BEGIN

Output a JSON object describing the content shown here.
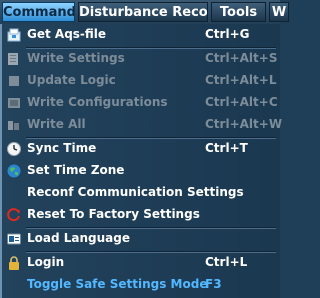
{
  "menubar": {
    "items": [
      {
        "label": "Commands"
      },
      {
        "label": "Disturbance Recorder"
      },
      {
        "label": "Tools"
      },
      {
        "label": "W"
      }
    ]
  },
  "menu": {
    "items": [
      {
        "label": "Get Aqs-file",
        "shortcut": "Ctrl+G",
        "icon": "get-file-icon",
        "enabled": true
      },
      {
        "label": "Write Settings",
        "shortcut": "Ctrl+Alt+S",
        "icon": "write-settings-icon",
        "enabled": false
      },
      {
        "label": "Update Logic",
        "shortcut": "Ctrl+Alt+L",
        "icon": "update-logic-icon",
        "enabled": false
      },
      {
        "label": "Write Configurations",
        "shortcut": "Ctrl+Alt+C",
        "icon": "write-configurations-icon",
        "enabled": false
      },
      {
        "label": "Write All",
        "shortcut": "Ctrl+Alt+W",
        "icon": "write-all-icon",
        "enabled": false
      },
      {
        "label": "Sync Time",
        "shortcut": "Ctrl+T",
        "icon": "clock-icon",
        "enabled": true
      },
      {
        "label": "Set Time Zone",
        "shortcut": "",
        "icon": "globe-icon",
        "enabled": true
      },
      {
        "label": "Reconf Communication Settings",
        "shortcut": "",
        "icon": "",
        "enabled": true
      },
      {
        "label": "Reset To Factory Settings",
        "shortcut": "",
        "icon": "reset-icon",
        "enabled": true
      },
      {
        "label": "Load Language",
        "shortcut": "",
        "icon": "language-icon",
        "enabled": true
      },
      {
        "label": "Login",
        "shortcut": "Ctrl+L",
        "icon": "lock-icon",
        "enabled": true
      },
      {
        "label": "Toggle Safe Settings Mode",
        "shortcut": "F3",
        "icon": "",
        "enabled": true,
        "highlighted": true
      }
    ]
  },
  "colors": {
    "background": "#1f3f58",
    "text": "#ffffff",
    "disabled_text": "#7d8c99",
    "highlight_text": "#53b8ff",
    "active_tab": "#2f8ed6"
  }
}
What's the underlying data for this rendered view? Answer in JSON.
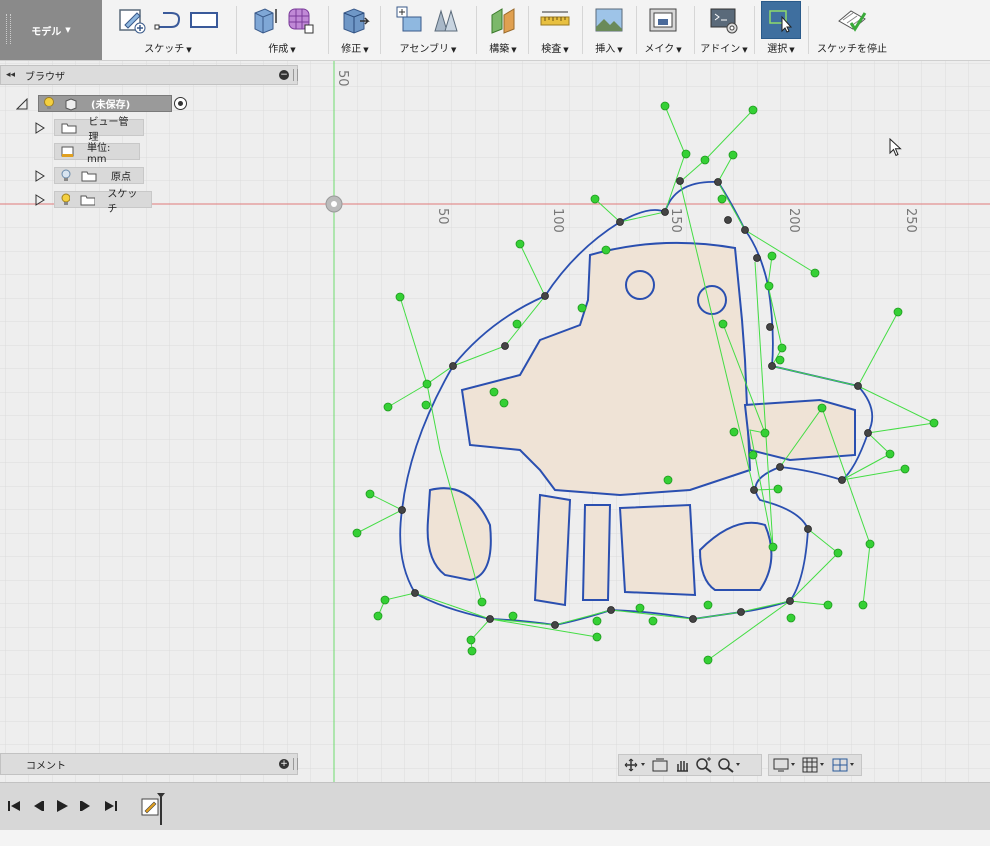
{
  "toolbar": {
    "workspace": "モデル",
    "groups": [
      {
        "label": "スケッチ"
      },
      {
        "label": "作成"
      },
      {
        "label": "修正"
      },
      {
        "label": "アセンブリ"
      },
      {
        "label": "構築"
      },
      {
        "label": "検査"
      },
      {
        "label": "挿入"
      },
      {
        "label": "メイク"
      },
      {
        "label": "アドイン"
      },
      {
        "label": "選択"
      },
      {
        "label": "スケッチを停止"
      }
    ]
  },
  "browser": {
    "title": "ブラウザ",
    "root": "(未保存)",
    "items": [
      {
        "label": "ビュー管理"
      },
      {
        "label": "単位: mm"
      },
      {
        "label": "原点"
      },
      {
        "label": "スケッチ"
      }
    ]
  },
  "comments": {
    "title": "コメント"
  },
  "ruler": {
    "vertical_label": "50",
    "h_ticks": [
      "50",
      "100",
      "150",
      "200",
      "250"
    ]
  },
  "colors": {
    "accent": "#3f6f9f",
    "spline": "#2a4fb0",
    "control": "#33cc33",
    "fill": "#efe3d6"
  }
}
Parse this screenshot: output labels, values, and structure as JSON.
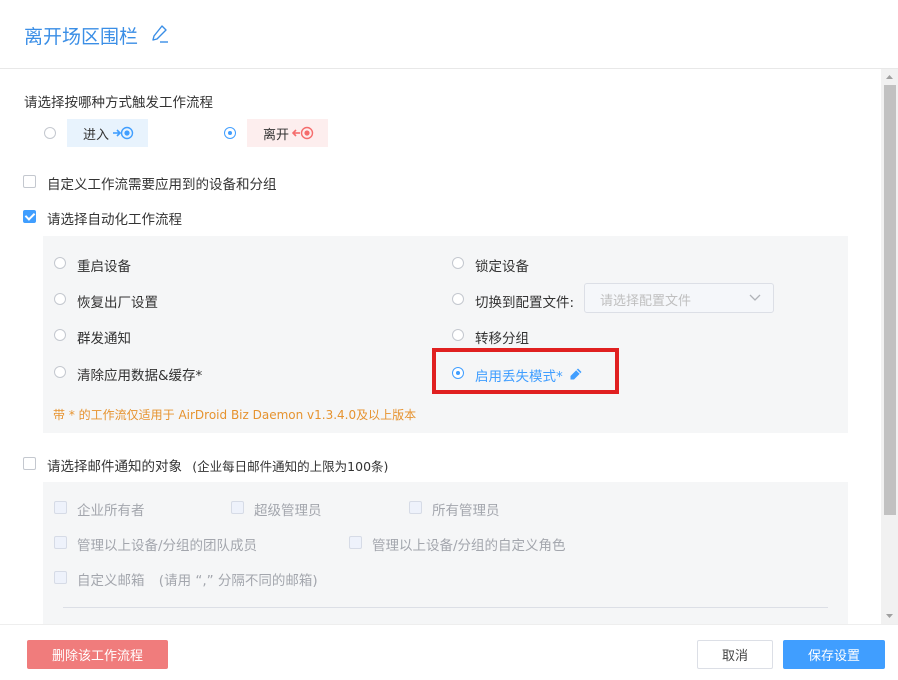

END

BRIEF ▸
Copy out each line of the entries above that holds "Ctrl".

RESULT BELOW ▸
        "shortcut": "Ctrl+G",
        "shortcut": "Ctrl+Alt+S",
        "shortcut": "Ctrl+Alt+L",
        "shortcut": "Ctrl+Alt+C",
        "shortcut": "Ctrl+Alt+W",
        "shortcut": "Ctrl+T",
        "shortcut": "Ctrl+L",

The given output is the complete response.